A hernia can trigger immense pain that can become debilitating if left untreated, but living with this pain can be a thing of the past thanks to advanced hernia repair techniques.


A hernia occurs when tissue pushes through an opening in the abdomen (ventral hernia) or groin area (inguinal hernia). Common symptoms include pain in the abdomen when coughing, bending, twisting or lifting objects; a bulge or lump in the abdomen or groin; heaviness, weakness or dull pain in the groin or abdomen; nausea, vomiting or both; and an inability to have a bowel movement or pass gas.


Dr. Robert Ochoa, a critical care/general surgeon with Houston Methodist Baytown Hospital, says there are many possible hernia causes.


“Hernias may be caused by a variety of factors, including congenital defects, age, chronic coughing, damage from injury or surgery, or lifting heavy objects. Pregnant women may be susceptible to hernia due to the pressure placed on the abdomen,” Ochoa said.


While many people attempt to deal with a hernia by putting up with the pain, the agony often becomes too much to bear and begins to negatively affect their daily life. Ochoa utilizes robot-assisted, minimally invasive surgical procedures to repair hernias and eliminate the pain.


Robotic-assisted surgery gives surgeons the ability to utilize the pinpoint accuracy of the device’s robotic arms, as well as a 3-D view of the surgical area and increased magnification, to perform minimally invasive surgeries that produce small incisions, less post-surgical pain and quicker recovery times.

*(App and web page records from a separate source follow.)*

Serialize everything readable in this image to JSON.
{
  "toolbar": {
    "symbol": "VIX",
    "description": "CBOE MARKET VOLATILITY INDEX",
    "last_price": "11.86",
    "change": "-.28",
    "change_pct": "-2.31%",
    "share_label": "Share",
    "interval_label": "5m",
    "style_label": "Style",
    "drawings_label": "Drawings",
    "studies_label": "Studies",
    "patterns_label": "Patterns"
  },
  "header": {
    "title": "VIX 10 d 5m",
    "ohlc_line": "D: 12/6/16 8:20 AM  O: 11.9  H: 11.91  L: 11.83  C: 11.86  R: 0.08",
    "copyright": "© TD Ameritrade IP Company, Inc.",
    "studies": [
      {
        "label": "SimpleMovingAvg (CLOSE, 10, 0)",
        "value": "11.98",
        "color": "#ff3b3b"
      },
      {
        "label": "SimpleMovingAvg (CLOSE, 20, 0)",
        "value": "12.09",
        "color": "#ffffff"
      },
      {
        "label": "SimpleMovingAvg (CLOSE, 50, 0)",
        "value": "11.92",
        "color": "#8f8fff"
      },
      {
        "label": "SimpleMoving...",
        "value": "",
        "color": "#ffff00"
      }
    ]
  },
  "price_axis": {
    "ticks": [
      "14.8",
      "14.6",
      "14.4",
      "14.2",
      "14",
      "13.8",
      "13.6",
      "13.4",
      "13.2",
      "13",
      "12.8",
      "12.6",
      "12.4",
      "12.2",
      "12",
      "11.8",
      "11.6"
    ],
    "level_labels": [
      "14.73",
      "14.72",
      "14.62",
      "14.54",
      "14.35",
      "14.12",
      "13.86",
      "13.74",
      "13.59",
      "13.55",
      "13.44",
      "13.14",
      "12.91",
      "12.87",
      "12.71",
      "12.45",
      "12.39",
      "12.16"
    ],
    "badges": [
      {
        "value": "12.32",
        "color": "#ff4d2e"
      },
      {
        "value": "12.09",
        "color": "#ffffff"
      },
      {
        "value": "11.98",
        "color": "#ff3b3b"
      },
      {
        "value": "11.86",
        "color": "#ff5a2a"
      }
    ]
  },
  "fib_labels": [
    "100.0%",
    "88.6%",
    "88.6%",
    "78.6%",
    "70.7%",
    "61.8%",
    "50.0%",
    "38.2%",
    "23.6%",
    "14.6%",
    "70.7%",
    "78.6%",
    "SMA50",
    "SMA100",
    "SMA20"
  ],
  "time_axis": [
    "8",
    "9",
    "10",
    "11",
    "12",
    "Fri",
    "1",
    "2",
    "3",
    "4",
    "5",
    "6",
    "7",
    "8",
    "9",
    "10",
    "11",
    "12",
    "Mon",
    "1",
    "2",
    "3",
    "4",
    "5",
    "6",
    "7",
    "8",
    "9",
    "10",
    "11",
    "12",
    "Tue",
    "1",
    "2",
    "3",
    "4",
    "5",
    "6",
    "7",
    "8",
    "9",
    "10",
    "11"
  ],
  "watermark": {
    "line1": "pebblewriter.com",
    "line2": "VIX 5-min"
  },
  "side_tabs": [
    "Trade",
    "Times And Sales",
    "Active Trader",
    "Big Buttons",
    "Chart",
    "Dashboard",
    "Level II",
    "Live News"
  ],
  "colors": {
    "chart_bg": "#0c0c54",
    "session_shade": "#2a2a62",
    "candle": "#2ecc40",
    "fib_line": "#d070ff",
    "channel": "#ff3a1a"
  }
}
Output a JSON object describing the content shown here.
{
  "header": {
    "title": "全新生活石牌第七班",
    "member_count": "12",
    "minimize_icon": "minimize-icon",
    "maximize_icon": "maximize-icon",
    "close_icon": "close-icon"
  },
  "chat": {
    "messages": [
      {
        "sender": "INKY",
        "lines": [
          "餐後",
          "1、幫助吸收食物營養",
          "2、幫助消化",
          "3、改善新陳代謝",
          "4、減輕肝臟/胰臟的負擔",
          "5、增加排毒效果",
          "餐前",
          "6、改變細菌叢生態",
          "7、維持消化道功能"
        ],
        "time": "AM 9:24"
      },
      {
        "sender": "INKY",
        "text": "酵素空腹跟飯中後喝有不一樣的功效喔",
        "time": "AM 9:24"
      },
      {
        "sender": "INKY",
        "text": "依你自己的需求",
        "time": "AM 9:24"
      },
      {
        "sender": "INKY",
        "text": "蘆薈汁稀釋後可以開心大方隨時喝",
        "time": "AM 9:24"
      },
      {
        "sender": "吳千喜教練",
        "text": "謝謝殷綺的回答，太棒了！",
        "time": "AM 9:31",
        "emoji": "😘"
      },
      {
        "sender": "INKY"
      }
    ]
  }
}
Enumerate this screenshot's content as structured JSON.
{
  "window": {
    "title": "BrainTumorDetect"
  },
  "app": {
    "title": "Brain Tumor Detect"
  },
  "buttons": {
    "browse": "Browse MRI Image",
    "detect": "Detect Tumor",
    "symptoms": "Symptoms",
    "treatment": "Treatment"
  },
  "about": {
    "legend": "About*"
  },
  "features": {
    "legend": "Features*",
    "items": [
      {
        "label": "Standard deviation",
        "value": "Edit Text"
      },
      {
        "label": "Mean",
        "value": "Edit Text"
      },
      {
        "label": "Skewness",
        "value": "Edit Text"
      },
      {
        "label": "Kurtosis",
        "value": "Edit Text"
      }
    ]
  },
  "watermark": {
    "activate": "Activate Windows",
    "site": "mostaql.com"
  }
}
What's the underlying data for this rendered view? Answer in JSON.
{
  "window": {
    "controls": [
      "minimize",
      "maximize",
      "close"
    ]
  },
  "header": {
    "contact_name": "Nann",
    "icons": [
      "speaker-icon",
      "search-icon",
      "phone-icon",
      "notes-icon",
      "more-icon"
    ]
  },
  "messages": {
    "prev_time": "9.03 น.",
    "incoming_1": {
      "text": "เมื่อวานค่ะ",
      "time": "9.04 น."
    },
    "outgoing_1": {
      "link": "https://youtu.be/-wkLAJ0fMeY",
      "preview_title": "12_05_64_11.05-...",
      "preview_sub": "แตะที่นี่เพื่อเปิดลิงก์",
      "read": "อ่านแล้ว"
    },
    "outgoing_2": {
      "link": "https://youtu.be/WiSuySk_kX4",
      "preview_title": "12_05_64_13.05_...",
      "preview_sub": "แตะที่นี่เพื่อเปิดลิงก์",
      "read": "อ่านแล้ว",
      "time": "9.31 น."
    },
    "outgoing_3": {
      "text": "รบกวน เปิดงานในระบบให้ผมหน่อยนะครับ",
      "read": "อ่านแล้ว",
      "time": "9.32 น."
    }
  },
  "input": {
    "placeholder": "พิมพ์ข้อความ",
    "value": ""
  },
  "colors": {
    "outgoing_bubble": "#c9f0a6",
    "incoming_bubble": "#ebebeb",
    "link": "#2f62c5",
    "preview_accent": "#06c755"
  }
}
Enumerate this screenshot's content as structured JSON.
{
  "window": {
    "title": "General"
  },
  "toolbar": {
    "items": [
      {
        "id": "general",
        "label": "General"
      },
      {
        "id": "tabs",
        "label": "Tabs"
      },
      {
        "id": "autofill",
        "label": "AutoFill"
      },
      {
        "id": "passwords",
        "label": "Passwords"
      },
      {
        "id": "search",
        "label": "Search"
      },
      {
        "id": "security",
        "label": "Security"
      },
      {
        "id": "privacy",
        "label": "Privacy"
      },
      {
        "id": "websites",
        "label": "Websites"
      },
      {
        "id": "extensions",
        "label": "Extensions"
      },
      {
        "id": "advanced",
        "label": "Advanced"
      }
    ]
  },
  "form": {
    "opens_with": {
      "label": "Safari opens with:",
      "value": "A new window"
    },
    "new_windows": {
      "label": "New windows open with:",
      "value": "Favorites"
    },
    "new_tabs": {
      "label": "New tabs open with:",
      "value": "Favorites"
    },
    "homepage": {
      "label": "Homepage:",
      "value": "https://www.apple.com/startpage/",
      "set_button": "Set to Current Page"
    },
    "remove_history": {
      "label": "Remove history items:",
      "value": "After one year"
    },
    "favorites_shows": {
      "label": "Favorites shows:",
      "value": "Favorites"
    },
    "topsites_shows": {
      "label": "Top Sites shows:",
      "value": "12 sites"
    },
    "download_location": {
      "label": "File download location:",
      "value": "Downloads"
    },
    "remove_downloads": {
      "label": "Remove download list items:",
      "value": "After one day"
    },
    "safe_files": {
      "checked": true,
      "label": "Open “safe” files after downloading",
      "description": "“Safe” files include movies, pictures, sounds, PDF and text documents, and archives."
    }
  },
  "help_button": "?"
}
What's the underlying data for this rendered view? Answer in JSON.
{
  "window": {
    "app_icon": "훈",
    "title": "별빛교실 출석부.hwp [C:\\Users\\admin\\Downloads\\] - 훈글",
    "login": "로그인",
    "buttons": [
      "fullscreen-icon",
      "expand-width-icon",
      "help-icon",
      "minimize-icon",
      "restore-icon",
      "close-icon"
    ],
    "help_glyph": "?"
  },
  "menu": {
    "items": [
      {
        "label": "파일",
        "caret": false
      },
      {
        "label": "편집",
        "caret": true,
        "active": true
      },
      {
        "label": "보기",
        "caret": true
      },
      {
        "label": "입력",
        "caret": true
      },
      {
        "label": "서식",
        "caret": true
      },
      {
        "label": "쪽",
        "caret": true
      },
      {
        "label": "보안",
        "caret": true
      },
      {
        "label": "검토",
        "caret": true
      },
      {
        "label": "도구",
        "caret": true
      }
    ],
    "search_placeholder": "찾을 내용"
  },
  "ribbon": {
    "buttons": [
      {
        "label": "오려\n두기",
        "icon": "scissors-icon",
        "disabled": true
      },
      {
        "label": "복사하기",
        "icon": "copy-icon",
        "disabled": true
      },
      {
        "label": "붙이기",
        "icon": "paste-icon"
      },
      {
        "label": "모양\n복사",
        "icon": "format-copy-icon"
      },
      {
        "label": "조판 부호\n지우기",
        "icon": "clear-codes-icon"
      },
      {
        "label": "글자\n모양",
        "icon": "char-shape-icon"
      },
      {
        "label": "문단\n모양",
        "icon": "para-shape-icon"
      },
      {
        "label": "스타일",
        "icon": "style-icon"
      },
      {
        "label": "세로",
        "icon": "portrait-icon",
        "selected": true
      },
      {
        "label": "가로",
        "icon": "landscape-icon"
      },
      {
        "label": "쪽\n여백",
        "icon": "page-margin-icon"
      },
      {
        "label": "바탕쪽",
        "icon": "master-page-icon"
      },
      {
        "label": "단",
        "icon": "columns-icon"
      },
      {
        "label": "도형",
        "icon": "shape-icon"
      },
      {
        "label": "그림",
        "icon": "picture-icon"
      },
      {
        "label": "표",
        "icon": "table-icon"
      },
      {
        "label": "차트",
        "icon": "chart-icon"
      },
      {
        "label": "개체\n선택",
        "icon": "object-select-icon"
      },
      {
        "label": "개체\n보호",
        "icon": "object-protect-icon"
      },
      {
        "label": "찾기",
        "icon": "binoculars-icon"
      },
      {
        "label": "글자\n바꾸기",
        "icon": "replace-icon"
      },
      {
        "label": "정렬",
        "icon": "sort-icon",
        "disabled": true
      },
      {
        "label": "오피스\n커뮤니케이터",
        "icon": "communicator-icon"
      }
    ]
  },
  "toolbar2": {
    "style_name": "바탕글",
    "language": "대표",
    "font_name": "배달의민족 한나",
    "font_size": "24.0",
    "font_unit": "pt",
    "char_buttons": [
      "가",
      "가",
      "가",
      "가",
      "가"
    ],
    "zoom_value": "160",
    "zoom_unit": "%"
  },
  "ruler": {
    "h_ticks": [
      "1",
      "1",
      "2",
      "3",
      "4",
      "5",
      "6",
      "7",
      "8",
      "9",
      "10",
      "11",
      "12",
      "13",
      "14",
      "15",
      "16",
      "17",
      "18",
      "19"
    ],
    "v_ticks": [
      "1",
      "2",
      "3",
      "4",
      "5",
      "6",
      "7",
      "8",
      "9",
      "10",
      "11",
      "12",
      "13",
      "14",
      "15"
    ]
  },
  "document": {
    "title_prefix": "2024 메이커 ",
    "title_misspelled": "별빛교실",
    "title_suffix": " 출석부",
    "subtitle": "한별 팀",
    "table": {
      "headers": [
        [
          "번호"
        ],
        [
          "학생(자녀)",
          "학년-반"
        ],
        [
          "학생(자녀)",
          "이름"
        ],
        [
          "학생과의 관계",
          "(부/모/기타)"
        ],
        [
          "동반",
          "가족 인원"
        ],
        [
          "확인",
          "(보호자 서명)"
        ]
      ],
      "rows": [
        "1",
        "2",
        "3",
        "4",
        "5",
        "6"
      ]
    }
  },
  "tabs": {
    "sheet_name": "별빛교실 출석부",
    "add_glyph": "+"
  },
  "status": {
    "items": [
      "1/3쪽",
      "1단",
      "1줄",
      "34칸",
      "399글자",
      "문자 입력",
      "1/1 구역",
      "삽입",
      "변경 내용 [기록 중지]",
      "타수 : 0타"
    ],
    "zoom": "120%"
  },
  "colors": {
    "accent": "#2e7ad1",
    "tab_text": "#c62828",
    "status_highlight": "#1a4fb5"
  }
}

“The system gives surgeons a magnified, 3-D view of the incision site and allows us to control multiple robotic arms for more precise movements,” Ochoa said. “In the past, these procedures required open surgery, which resulted in larger incisions, increased pain and a longer recovery.”


Robotic-assisted surgery allows the surgeon to operate from a console while viewing a three-dimensional image of the surgical field. It translates the surgeon's hand, wrist and finger movements into precise movements of tiny surgical instruments inside the patient’s body. It allows surgeons to perform minimally invasive laparoscopic—surgery that uses a thin, lighted tube inserted through very small incisions—procedures.


“The system increases the degree of freedom ergonomically because now you have multiple instruments functioning as your hands,” Ochoa said. “It allows us to perform major surgeries through dime-sized incisions. The system’s camera allows me to see things I normally wouldn’t be able to.”


Other benefits of robotic-assisted procedures include less post-surgical pain, lower risk of infection; reduced loss of blood, which reduces the need for transfusion during surgery; and a shorter hospital stay.


To ensure your safety, Houston Methodist Baytown Hospital is taking every necessary precaution during the coronavirus pandemic to keep you and our staff members safe, including, screening all patients, ensuring only those without COVID-19 symptoms are seen in the office; wearing masks and personal protective equipment (PPE) while providing patient care; reorganizing waiting rooms and check-in lines to ensure social distancing, and implementing additional sanitation processes to disinfect all equipment and surfaces.


Houston Methodist Baytown Hospital features 15 state-of-the-art operating rooms. In addition to hernia repair, Ochoa provides surgical expertise to treat a wide range of conditions, including Crohn’s disease, gallstones, appendectomy, cancer and biliary disease.


For more information and to schedule an appointment, call 832.556.6046, or visit houstonmethodist.org/baytown